**YOUR TASK**.
Nothing but an exact copy of the records is expected here.

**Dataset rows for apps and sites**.
# # # #
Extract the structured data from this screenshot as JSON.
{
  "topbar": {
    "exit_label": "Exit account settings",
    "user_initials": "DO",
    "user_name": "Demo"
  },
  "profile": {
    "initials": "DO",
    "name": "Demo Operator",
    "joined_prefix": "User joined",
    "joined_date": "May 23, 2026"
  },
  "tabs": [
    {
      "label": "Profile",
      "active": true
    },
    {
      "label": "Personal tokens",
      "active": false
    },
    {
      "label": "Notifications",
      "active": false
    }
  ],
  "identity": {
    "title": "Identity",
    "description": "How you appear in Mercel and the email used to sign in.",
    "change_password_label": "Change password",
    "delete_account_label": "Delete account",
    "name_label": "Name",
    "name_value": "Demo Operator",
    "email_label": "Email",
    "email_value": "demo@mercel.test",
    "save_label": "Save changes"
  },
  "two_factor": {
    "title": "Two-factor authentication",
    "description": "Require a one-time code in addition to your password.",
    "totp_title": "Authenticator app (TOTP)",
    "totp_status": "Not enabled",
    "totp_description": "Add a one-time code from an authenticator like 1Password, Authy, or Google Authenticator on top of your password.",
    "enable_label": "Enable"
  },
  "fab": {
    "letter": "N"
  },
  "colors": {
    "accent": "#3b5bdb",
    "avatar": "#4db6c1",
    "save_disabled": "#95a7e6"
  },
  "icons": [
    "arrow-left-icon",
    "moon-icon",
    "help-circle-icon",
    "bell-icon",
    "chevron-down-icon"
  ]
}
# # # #
**WRITTEN ANSWER**.
Extract the structured data from this screenshot as JSON.
{
  "topbar": {
    "exit_label": "Exit account settings",
    "user_initials": "DO",
    "user_name": "Demo"
  },
  "profile": {
    "initials": "DO",
    "name": "Demo Operator",
    "joined_prefix": "User joined",
    "joined_date": "May 23, 2026"
  },
  "tabs": [
    {
      "label": "Profile",
      "active": true
    },
    {
      "label": "Personal tokens",
      "active": false
    },
    {
      "label": "Notifications",
      "active": false
    }
  ],
  "identity": {
    "title": "Identity",
    "description": "How you appear in Mercel and the email used to sign in.",
    "change_password_label": "Change password",
    "delete_account_label": "Delete account",
    "name_label": "Name",
    "name_value": "Demo Operator",
    "email_label": "Email",
    "email_value": "demo@mercel.test",
    "save_label": "Save changes"
  },
  "two_factor": {
    "title": "Two-factor authentication",
    "description": "Require a one-time code in addition to your password.",
    "totp_title": "Authenticator app (TOTP)",
    "totp_status": "Not enabled",
    "totp_description": "Add a one-time code from an authenticator like 1Password, Authy, or Google Authenticator on top of your password.",
    "enable_label": "Enable"
  },
  "fab": {
    "letter": "N"
  },
  "colors": {
    "accent": "#3b5bdb",
    "avatar": "#4db6c1",
    "save_disabled": "#95a7e6"
  },
  "icons": [
    "arrow-left-icon",
    "moon-icon",
    "help-circle-icon",
    "bell-icon",
    "chevron-down-icon"
  ]
}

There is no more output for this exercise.